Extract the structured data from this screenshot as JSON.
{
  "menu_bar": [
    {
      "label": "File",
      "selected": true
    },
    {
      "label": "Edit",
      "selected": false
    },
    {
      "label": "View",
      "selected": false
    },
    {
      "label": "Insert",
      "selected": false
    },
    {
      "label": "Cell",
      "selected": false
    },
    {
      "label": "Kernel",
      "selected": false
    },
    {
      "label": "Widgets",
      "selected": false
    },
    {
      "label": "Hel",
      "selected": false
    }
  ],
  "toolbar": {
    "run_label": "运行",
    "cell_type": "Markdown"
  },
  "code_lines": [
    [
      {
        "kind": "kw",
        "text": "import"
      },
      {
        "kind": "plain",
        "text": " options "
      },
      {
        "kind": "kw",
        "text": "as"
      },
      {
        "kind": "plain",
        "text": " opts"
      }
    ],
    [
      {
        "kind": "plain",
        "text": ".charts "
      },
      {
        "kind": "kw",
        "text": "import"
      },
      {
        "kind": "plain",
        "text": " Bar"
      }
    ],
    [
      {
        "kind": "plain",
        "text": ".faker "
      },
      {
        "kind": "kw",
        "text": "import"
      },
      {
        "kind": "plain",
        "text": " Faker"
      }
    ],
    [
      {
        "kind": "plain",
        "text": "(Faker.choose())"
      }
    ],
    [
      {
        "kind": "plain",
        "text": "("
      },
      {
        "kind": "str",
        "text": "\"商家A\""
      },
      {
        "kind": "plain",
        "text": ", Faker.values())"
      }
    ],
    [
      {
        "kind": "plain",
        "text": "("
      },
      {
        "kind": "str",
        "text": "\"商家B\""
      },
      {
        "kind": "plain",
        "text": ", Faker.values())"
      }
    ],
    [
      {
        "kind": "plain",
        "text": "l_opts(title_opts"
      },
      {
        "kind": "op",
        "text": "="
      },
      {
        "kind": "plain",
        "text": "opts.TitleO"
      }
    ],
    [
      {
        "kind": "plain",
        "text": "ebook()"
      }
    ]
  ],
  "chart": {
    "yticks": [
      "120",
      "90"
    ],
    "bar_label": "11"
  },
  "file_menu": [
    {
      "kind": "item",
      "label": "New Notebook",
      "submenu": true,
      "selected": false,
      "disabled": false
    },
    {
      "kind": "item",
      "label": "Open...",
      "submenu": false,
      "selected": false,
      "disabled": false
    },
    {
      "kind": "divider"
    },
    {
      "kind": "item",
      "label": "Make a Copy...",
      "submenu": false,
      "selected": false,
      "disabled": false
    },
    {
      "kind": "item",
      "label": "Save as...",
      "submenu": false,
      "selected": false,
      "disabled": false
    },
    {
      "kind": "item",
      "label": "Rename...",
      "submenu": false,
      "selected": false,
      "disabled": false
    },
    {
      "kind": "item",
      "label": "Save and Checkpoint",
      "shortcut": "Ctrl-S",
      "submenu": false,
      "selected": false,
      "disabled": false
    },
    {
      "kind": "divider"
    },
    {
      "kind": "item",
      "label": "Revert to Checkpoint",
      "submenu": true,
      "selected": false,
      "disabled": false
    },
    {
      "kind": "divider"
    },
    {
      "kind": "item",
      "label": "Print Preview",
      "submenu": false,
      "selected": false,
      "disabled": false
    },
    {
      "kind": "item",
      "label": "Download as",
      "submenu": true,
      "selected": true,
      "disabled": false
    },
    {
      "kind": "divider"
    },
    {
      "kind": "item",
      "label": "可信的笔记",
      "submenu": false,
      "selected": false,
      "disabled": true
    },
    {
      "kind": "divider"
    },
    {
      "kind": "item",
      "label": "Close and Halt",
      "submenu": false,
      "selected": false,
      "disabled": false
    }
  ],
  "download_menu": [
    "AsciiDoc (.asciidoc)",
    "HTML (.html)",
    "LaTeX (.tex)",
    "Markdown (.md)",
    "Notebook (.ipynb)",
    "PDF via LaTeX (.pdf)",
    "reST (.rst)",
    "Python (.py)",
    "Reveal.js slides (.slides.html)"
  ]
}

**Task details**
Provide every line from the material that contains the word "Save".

**Answer to the problem**
      "label": "Save as...",
      "label": "Save and Checkpoint",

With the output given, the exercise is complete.